The books translated in this volume are seventh and eighth in the traditional ordering of Aristotle's Metaphysics. They are central to Aristotle's metaphysical system: in them he discusses the nature of perceptible 'substance' or reality. In particular, he compares the claims of matter and of form to be the basic reality of things, and he frequently contrasts his own view of form with the Platonic view. Several other topics are treated which are of
central importance to his metaphysics, e.g. the notions of essence and definition, the status of universals, and the concept of a unity.David Bostock provides an authoritative guide to these difficult and important books, assuming no knowledge of Greek on the part of the reader. He offers a
clear new translation that follows the original closely, and a thorough and careful philosophical commentary.
Bostock reads passages closely, dissects arguments skillfully, and makes astute and informed judgements. As one philosopher reading another, he demands a lot of the text and often finds the argument wanting-and with good reason. But whether one is a defender or a critic of Aristotle, one will find Bostock's commentary enlightening and stimulating...Whatever may be one's preferences in the substance debate, one may profit by consulting this close and relatively
undogmatic reading of Books Z and H./Daniel W.Graham/"Ancient Philosophy".
`There is a great deal to applaud in the volume. The translation is splendidly faithful to the Greek. It reads smoothly without lapsing into paraphrase ... Now Bostock has provided us with something much more straightforward, clearly written, packed iwth learning, and as detailed as we could wish. It is a splendid new resource for Aristotelian scholarship.'
C. J. F. Williams, International Philosophical Quarterly
`There is freshness in Bostock's approach to these books, and novelty in the proposed explanations of what can account for the "unexpected" that enriches the philosophical content of these works ... Bostock offers a very good translation of the text ... He also offers adequate introductions and resumes, which add cohesion, making the exposition "user friendly". The book will prove to be a valuable addition to the Zeta-Eta literature.'
Times Higher Education Supplement
`David Bostock has produced a translation that admirably fulfills the Clarendon Aristotle Series' goal of making Aristotle's texts accessible to the Greekless philosophical reader. It is accurate without being overly literal and is probably the best available in English. ... the translation is, on the whole, highly readable and brings out perspicuously the structure of Aristotle's arguments.

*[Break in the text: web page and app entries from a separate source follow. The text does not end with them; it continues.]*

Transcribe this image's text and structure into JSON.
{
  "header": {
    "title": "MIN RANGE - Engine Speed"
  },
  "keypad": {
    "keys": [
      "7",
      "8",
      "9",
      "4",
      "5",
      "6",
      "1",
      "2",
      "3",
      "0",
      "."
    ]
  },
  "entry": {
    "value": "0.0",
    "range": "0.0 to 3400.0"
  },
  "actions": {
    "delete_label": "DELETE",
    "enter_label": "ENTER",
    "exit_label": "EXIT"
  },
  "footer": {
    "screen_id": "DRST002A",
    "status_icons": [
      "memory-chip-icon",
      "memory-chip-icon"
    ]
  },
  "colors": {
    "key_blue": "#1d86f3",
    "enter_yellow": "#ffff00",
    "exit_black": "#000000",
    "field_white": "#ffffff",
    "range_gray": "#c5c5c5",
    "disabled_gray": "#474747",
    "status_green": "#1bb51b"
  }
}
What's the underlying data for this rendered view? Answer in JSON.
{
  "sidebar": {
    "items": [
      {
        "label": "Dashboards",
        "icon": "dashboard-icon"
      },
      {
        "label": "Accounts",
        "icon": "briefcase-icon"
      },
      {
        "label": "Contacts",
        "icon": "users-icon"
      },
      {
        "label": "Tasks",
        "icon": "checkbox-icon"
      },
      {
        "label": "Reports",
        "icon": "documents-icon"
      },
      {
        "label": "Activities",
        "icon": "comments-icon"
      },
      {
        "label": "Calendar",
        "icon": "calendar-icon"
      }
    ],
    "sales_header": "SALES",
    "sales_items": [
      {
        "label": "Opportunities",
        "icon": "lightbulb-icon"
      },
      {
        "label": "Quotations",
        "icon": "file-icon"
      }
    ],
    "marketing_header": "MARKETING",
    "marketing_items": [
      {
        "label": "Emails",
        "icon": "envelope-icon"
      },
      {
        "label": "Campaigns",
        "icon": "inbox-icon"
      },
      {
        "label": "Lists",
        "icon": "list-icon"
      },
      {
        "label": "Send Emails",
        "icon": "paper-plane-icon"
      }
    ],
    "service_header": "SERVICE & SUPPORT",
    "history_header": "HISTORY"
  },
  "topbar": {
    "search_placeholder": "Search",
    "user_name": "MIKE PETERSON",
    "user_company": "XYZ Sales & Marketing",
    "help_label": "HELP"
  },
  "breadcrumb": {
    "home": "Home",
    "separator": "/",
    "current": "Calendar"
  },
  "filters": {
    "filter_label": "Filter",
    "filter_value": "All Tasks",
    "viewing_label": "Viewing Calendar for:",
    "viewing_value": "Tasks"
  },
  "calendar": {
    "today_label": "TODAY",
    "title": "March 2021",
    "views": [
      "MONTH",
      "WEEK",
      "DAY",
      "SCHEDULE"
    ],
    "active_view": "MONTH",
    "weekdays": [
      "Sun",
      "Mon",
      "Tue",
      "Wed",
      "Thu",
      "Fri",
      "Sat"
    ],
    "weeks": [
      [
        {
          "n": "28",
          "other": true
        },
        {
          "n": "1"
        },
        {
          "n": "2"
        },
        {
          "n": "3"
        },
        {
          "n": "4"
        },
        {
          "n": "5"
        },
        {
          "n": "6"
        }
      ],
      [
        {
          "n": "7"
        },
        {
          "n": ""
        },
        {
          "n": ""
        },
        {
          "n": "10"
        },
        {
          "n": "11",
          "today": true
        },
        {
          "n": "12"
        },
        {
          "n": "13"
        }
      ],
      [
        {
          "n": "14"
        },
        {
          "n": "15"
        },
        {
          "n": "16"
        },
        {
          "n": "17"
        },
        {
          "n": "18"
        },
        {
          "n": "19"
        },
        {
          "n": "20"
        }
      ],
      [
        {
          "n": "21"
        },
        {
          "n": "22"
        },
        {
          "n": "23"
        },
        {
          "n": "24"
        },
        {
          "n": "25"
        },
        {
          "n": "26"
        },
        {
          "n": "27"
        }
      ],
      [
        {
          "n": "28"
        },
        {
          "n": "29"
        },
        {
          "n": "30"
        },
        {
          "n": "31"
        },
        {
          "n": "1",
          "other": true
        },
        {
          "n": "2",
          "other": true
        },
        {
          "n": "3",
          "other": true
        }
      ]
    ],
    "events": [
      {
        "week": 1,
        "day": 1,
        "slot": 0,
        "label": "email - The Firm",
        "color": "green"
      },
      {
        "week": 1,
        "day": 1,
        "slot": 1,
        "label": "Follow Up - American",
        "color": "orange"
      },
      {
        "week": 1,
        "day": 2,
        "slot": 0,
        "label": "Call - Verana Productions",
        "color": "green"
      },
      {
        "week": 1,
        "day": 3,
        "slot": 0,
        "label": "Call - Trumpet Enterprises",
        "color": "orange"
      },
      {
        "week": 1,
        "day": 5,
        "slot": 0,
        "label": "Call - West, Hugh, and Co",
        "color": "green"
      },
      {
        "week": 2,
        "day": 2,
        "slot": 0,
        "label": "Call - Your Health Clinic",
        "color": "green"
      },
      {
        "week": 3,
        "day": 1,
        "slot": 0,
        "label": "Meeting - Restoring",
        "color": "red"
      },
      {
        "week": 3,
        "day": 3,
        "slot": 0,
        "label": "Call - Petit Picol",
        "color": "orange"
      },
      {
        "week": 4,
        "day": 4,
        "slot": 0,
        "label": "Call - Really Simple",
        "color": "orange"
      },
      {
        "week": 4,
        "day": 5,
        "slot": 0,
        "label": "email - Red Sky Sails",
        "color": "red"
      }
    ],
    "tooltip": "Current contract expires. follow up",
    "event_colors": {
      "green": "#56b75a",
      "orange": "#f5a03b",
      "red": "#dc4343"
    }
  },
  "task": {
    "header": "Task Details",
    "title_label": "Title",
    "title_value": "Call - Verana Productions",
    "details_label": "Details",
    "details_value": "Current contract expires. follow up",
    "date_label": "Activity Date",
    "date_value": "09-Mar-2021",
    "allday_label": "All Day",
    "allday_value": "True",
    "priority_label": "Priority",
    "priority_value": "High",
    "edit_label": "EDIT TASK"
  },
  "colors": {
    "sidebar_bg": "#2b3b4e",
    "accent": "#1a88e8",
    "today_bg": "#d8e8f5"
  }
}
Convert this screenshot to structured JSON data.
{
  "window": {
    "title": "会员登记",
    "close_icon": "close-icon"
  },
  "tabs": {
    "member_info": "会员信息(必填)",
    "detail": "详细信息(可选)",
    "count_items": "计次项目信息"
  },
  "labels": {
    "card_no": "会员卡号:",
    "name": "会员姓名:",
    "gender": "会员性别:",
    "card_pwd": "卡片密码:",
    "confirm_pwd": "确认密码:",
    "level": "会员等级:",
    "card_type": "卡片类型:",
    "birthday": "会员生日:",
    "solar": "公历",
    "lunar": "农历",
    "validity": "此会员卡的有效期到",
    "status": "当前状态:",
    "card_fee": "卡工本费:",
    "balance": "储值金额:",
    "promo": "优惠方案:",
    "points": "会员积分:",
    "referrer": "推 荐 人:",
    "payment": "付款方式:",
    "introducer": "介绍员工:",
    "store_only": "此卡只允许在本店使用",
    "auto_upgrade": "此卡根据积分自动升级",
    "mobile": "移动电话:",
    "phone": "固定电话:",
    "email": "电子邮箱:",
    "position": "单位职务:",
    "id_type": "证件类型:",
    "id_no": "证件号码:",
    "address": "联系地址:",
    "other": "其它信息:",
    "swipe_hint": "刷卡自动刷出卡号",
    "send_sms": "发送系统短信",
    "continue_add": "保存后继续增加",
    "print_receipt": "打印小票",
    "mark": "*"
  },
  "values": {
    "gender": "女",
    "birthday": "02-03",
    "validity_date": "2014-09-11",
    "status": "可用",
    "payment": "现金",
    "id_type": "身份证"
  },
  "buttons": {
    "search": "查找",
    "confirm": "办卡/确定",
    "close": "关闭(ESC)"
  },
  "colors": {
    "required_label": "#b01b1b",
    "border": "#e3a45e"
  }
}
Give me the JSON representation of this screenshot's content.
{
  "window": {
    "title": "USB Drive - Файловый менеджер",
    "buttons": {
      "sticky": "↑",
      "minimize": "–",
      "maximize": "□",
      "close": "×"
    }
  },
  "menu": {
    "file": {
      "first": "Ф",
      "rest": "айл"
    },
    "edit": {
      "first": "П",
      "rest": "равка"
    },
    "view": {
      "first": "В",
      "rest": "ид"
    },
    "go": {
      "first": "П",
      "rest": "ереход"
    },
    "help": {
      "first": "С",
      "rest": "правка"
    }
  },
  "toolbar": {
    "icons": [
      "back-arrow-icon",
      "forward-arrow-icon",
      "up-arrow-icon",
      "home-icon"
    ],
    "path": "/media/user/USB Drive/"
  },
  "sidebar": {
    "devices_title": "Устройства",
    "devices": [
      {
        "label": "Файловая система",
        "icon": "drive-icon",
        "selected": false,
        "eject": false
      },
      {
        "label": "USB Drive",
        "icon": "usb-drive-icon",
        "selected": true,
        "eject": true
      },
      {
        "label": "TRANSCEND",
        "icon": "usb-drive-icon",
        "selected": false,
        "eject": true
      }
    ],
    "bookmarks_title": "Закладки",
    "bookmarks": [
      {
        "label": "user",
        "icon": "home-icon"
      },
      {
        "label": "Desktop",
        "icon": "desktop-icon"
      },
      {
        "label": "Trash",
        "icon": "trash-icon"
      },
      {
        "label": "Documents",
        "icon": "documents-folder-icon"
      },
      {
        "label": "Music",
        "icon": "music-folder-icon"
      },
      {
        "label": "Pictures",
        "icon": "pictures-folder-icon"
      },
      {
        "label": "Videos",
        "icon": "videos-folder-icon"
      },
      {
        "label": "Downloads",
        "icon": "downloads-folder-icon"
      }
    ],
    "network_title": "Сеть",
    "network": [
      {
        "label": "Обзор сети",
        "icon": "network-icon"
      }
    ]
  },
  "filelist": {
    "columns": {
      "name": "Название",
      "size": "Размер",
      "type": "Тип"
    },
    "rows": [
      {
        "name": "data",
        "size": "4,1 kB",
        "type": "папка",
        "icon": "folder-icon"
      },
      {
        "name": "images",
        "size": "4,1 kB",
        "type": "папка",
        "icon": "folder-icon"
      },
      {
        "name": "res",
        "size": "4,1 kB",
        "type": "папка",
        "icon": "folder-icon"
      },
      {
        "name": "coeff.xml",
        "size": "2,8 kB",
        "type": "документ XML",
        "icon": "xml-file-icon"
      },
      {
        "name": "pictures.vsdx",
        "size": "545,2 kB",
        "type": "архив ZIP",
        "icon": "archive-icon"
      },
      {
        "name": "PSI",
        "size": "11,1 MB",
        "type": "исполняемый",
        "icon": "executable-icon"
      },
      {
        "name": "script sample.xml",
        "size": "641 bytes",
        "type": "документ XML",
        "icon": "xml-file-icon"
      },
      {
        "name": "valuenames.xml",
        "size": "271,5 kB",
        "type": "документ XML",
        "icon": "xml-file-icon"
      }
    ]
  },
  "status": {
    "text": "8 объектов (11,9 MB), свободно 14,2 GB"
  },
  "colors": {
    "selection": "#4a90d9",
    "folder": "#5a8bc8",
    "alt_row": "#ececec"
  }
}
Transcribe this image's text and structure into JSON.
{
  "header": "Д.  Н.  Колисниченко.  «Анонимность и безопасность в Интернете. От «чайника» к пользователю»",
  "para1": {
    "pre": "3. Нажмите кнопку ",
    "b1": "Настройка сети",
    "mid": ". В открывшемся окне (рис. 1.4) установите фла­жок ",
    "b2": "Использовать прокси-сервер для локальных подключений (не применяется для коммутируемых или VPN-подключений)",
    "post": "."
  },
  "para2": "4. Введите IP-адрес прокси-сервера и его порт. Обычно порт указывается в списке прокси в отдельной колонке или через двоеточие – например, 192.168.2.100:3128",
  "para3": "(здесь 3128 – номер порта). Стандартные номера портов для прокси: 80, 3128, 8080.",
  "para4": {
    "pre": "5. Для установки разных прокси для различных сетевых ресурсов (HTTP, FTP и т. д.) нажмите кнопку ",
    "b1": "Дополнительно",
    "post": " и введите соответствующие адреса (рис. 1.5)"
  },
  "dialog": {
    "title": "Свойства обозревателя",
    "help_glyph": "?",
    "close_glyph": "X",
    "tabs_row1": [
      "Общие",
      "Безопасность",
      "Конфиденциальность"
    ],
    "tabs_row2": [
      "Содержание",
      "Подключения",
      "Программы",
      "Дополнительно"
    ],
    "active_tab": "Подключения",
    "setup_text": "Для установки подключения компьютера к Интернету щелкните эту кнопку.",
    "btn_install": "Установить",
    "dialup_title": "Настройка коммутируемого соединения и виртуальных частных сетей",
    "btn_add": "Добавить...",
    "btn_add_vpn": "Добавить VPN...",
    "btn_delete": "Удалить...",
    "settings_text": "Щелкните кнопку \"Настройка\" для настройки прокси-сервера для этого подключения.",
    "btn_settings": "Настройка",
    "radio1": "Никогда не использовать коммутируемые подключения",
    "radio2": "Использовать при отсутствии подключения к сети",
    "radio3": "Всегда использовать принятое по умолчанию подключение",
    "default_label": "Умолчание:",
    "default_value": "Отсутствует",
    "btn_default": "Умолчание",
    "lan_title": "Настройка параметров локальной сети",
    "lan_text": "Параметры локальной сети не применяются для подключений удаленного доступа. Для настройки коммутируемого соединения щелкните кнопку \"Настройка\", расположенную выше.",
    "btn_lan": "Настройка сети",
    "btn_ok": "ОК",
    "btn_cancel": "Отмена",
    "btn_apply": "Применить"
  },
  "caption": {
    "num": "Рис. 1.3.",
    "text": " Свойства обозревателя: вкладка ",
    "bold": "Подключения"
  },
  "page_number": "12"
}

The commentary offers much to the reader inexperienced in the
details of Aristotle's thought. ... Particularly nice are Bostock's explanations (and defense) of the various Platonic positions Aristotle undertakes. ... Bostock does pay Aristotle the ultimate philosophical compliment of engaging seriously and in detail with his arguments, and the reader who works through
the text in conjunction with the commentary will find that she has learned a good deal from Aristotle after all.'
The Philosophical Review, vol.104, no.4, October 1995